Given his varied experiences of hetero and homosexuality, I really wanted to know how Colin now categorised his own sexuality, although if I’ve learned anything form speaking to him, it’s that sexuality can rarely be categorised. He is certainly in no denial about his past or his enjoyment of it and enlightenment as a result; but he puts it all down to experience – an experience which sees him in a unique position to understand the mental and physical aspects of arousal process, especially for men. In line with his belief that human sexuality is in a constant state of flux due to emotional and social changes, his description of his own sexuality at present is bisexual or to use his preferred term: hetero-bi-sensual. It seems a catch-all description, covering all bases so to speak, but perhaps that’s the lesson here – a simple word is never enough to describe something that is subject to curiosities, doubts, experimentations and sudden desires. To clarify his current position, he explains that he is predominantly attracted to women sexually and prefers relationships with them, but is also comfortable with male-to-male sensual touch and foreplay.

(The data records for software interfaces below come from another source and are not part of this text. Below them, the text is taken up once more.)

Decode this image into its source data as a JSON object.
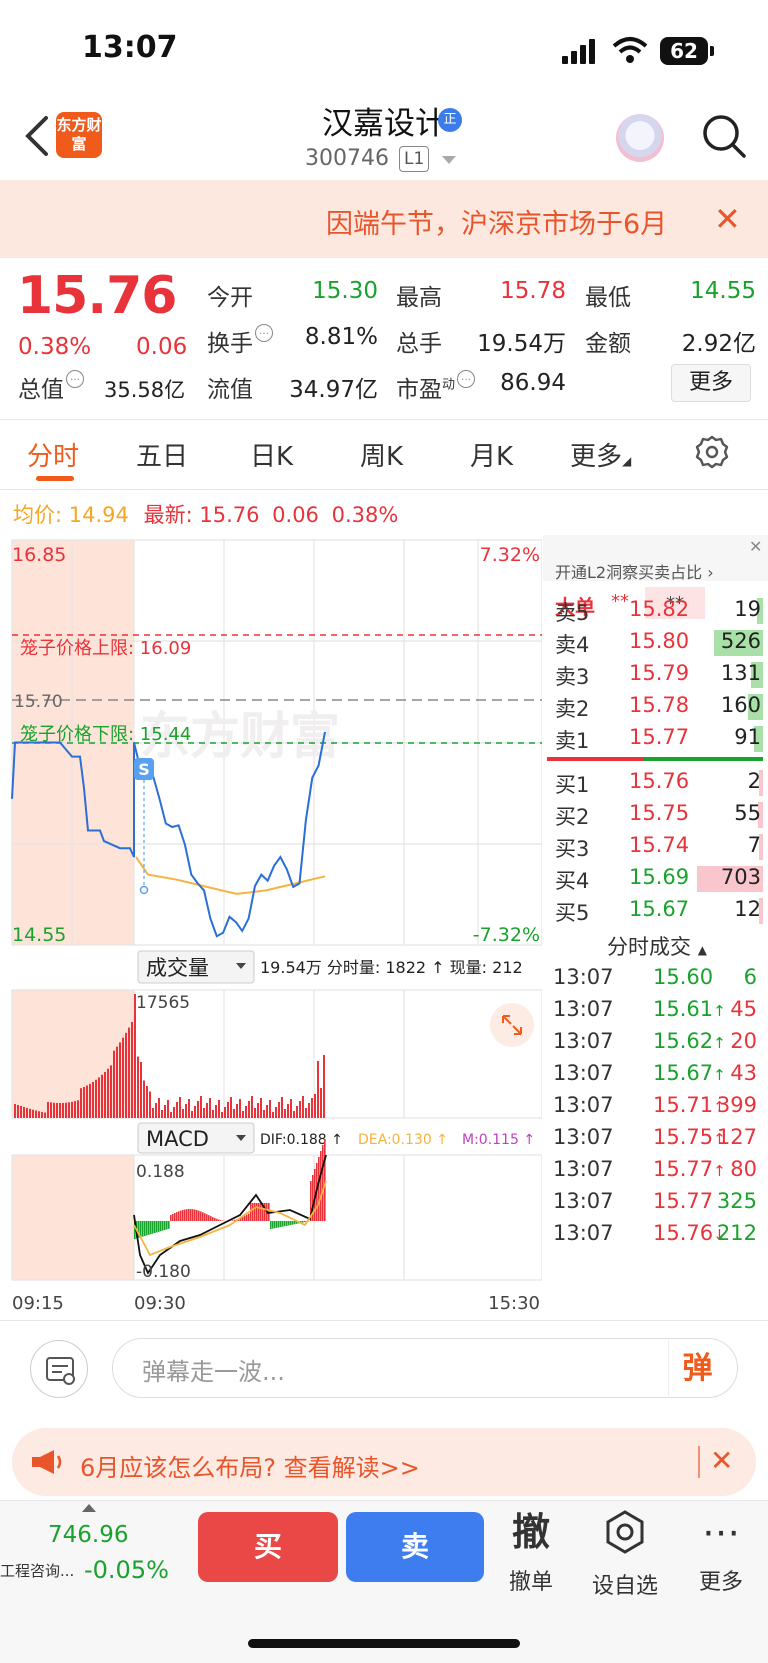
{
  "status_bar": {
    "time": "13:07",
    "battery": "62"
  },
  "header": {
    "logo_text": "东方财富",
    "stock_name": "汉嘉设计",
    "name_badge": "正",
    "stock_code": "300746",
    "level_badge": "L1"
  },
  "notice": {
    "text": "因端午节，沪深京市场于6月"
  },
  "quote": {
    "price": "15.76",
    "change_pct": "0.38%",
    "change": "0.06",
    "fields": {
      "open_label": "今开",
      "open": "15.30",
      "high_label": "最高",
      "high": "15.78",
      "low_label": "最低",
      "low": "14.55",
      "turnover_label": "换手",
      "turnover": "8.81%",
      "volume_label": "总手",
      "volume": "19.54万",
      "amount_label": "金额",
      "amount": "2.92亿",
      "mktcap_label": "总值",
      "mktcap": "35.58亿",
      "float_label": "流值",
      "float": "34.97亿",
      "pe_label": "市盈",
      "pe_super": "动",
      "pe": "86.94"
    },
    "more_button": "更多"
  },
  "tabs": [
    "分时",
    "五日",
    "日K",
    "周K",
    "月K",
    "更多"
  ],
  "avg_line": {
    "avg_label": "均价:",
    "avg": "14.94",
    "latest_label": "最新:",
    "latest": "15.76",
    "change": "0.06",
    "change_pct": "0.38%"
  },
  "chart": {
    "y_max": "16.85",
    "y_min": "14.55",
    "pct_max": "7.32%",
    "pct_min": "-7.32%",
    "upper_limit_label": "笼子价格上限: 16.09",
    "lower_limit_label": "笼子价格下限: 15.44",
    "ref_price_label": "15.70",
    "watermark": "东方财富",
    "s_marker": "S",
    "volume_selector": "成交量",
    "volume_info": "19.54万 分时量: 1822 ↑ 现量: 212",
    "volume_peak": "17565",
    "macd_selector": "MACD",
    "dif": "DIF:0.188 ↑",
    "dea": "DEA:0.130 ↑",
    "m": "M:0.115 ↑",
    "macd_max": "0.188",
    "macd_min": "-0.180",
    "time_start": "09:15",
    "time_open": "09:30",
    "time_end": "15:30",
    "colors": {
      "up": "#e8333b",
      "down": "#19a22d",
      "price_line": "#2a6fd6",
      "avg_line": "#f5b340",
      "preopen": "#fde3d8"
    }
  },
  "chart_data": {
    "type": "line",
    "title": "",
    "x_range": [
      "09:15",
      "15:30"
    ],
    "ylim": [
      14.55,
      16.85
    ],
    "series": [
      {
        "name": "最新",
        "values": [
          15.7,
          15.52,
          15.38,
          15.22,
          15.12,
          14.9,
          14.7,
          14.62,
          14.68,
          14.7,
          14.95,
          15.0,
          14.98,
          14.9,
          15.5,
          15.76
        ]
      },
      {
        "name": "均价",
        "values": [
          14.95,
          14.92,
          14.88,
          14.84,
          14.86,
          14.9,
          14.94
        ]
      }
    ],
    "reference_lines": [
      {
        "label": "笼子价格上限",
        "value": 16.09
      },
      {
        "label": "笼子价格下限",
        "value": 15.44
      },
      {
        "label": "",
        "value": 15.7
      }
    ]
  },
  "order_book": {
    "banner": "开通L2洞察买卖占比",
    "big_order_label": "大单",
    "big_order_val1": "**",
    "big_order_val2": "**",
    "asks": [
      {
        "label": "卖5",
        "price": "15.82",
        "vol": "19"
      },
      {
        "label": "卖4",
        "price": "15.80",
        "vol": "526"
      },
      {
        "label": "卖3",
        "price": "15.79",
        "vol": "131"
      },
      {
        "label": "卖2",
        "price": "15.78",
        "vol": "160"
      },
      {
        "label": "卖1",
        "price": "15.77",
        "vol": "91"
      }
    ],
    "bids": [
      {
        "label": "买1",
        "price": "15.76",
        "vol": "2"
      },
      {
        "label": "买2",
        "price": "15.75",
        "vol": "55"
      },
      {
        "label": "买3",
        "price": "15.74",
        "vol": "7"
      },
      {
        "label": "买4",
        "price": "15.69",
        "vol": "703"
      },
      {
        "label": "买5",
        "price": "15.67",
        "vol": "12"
      }
    ],
    "trades_title": "分时成交",
    "trades": [
      {
        "t": "13:07",
        "p": "15.60",
        "a": "",
        "v": "6"
      },
      {
        "t": "13:07",
        "p": "15.61",
        "a": "↑",
        "v": "45"
      },
      {
        "t": "13:07",
        "p": "15.62",
        "a": "↑",
        "v": "20"
      },
      {
        "t": "13:07",
        "p": "15.67",
        "a": "↑",
        "v": "43"
      },
      {
        "t": "13:07",
        "p": "15.71",
        "a": "↑",
        "v": "399"
      },
      {
        "t": "13:07",
        "p": "15.75",
        "a": "↑",
        "v": "127"
      },
      {
        "t": "13:07",
        "p": "15.77",
        "a": "↑",
        "v": "80"
      },
      {
        "t": "13:07",
        "p": "15.77",
        "a": "",
        "v": "325"
      },
      {
        "t": "13:07",
        "p": "15.76",
        "a": "↓",
        "v": "212"
      }
    ]
  },
  "danmu": {
    "placeholder": "弹幕走一波...",
    "button": "弹"
  },
  "promo": {
    "text": "6月应该怎么布局? 查看解读>>"
  },
  "bottom_bar": {
    "index_value": "746.96",
    "index_name": "工程咨询...",
    "index_pct": "-0.05%",
    "buy": "买",
    "sell": "卖",
    "cancel_icon_char": "撤",
    "cancel": "撤单",
    "watch": "设自选",
    "more": "更多"
  }
}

It’s been almost 10 years since Colin Richards stepped off the bus in London’s Soho with a massage table in one hand a backpack in the other, and less than £50 to his name. July 2014 will see him moving into a glorious Thames side apartment overlooking Battersea Power station and the bustling, cosmopolitan site of the new US Embassy. He’s emerged from his chrysalis as a stronger, more confident and self-assured person with a lifestyle that I can only be envious of. And like a caterpillar emerges from its chrysalis as a bright butterfly and spreads its wings, the same can be said of the world we live in. “Sometimes, when I gaze from my window watching the remnants of old conservative London, change into the bright, secular society of tomorrow; it gives me hope. Hope that attitudes to sexuality and an individual’s sexual lifestyle will become less polarised and judged – and that each of us will be given the freedom and space to be who we were born to be, not whom society moulds us to become.”

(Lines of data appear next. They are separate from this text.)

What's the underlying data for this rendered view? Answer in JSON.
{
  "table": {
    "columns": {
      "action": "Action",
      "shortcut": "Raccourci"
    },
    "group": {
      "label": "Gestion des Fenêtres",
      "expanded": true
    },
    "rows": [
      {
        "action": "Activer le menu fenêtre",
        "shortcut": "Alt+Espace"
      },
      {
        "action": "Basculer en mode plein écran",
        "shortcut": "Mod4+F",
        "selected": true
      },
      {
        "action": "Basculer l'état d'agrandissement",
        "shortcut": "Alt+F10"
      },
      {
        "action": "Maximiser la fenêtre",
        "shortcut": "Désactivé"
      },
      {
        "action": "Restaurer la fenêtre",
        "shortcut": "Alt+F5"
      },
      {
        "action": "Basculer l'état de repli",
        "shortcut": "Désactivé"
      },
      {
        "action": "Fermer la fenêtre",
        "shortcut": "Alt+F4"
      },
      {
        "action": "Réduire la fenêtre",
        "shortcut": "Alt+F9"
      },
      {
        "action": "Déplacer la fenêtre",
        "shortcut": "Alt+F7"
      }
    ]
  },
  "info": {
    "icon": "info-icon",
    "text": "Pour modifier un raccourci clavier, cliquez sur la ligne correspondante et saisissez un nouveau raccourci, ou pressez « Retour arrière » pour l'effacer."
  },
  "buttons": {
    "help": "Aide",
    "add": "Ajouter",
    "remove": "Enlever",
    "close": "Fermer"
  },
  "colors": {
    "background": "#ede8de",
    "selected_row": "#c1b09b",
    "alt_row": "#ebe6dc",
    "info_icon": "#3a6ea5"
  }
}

Today, Colin’s clients come from all over the UK to learn from his expertise and many even come from abroad, due to a simple lack of support in their own country. He imparts his knowledge through teaching, lecturing, workshops and private events. He talks, almost with surprise, about the sheer diversity of his client base – they are male, female, singles and couples of all sexualities, cultures and creeds – all seeking help to either better understand their sexuality, improve sexual performance or learn how to become a better and more confident lover.

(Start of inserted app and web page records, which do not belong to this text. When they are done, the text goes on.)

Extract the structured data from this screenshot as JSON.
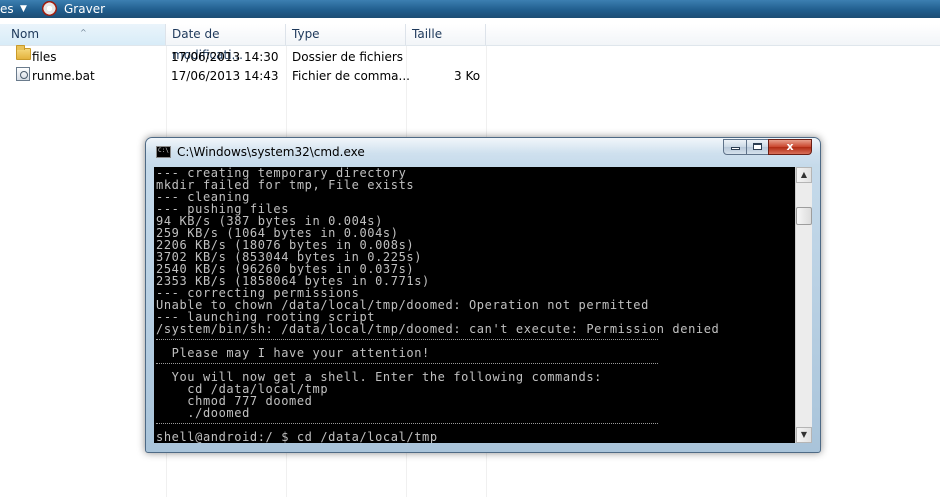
{
  "toolbar": {
    "organize_partial": "es",
    "burn_label": "Graver"
  },
  "columns": {
    "name": "Nom",
    "date": "Date de modificati...",
    "type": "Type",
    "size": "Taille"
  },
  "files": [
    {
      "icon": "folder-icon",
      "name": "files",
      "date": "17/06/2013 14:30",
      "type": "Dossier de fichiers",
      "size": ""
    },
    {
      "icon": "bat-file-icon",
      "name": "runme.bat",
      "date": "17/06/2013 14:43",
      "type": "Fichier de comma...",
      "size": "3 Ko"
    }
  ],
  "cmd": {
    "title": "C:\\Windows\\system32\\cmd.exe",
    "close_glyph": "x",
    "block1": "--- creating temporary directory\nmkdir failed for tmp, File exists\n--- cleaning\n--- pushing files\n94 KB/s (387 bytes in 0.004s)\n259 KB/s (1064 bytes in 0.004s)\n2206 KB/s (18076 bytes in 0.008s)\n3702 KB/s (853044 bytes in 0.225s)\n2540 KB/s (96260 bytes in 0.037s)\n2353 KB/s (1858064 bytes in 0.771s)\n--- correcting permissions\nUnable to chown /data/local/tmp/doomed: Operation not permitted\n--- launching rooting script\n/system/bin/sh: /data/local/tmp/doomed: can't execute: Permission denied",
    "block2": "  Please may I have your attention!",
    "block3": "  You will now get a shell. Enter the following commands:\n    cd /data/local/tmp\n    chmod 777 doomed\n    ./doomed",
    "prompt": "shell@android:/ $ cd /data/local/tmp"
  }
}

What’s important to this man, is that his work makes a real difference to people. Not just to himself, or even the people who pay him; but to people in general and the way in which they are perceived and treated because of their desires and sexuality. “If in 10 years from now,” he says, “my job title no longer raises eyebrows, then I’ll know that my challenging journey has been worthwhile. I’m happy with my world as it stands now, because by following my heart and my passion for helping others, I feel I’m challenging society to help itself.”
Personally, I haven’t met anyone whose life experiences combined with a formidable academic grounding in sexual psychology, give me more confidence in their ability as a sex mentor. Having listened not only to Colin Richards’ life story but also to his research and theory into many of the most complex aspects of human sexuality; I found it difficult not to put questions to him about my own relationship. Because if there’s one thing that I’ve learned since getting to know him, it’s that we’re all deeply shaped by our experiences and nowhere do these differences (and often, problems) manifest themselves more strongly and frustratingly than in the bedroom.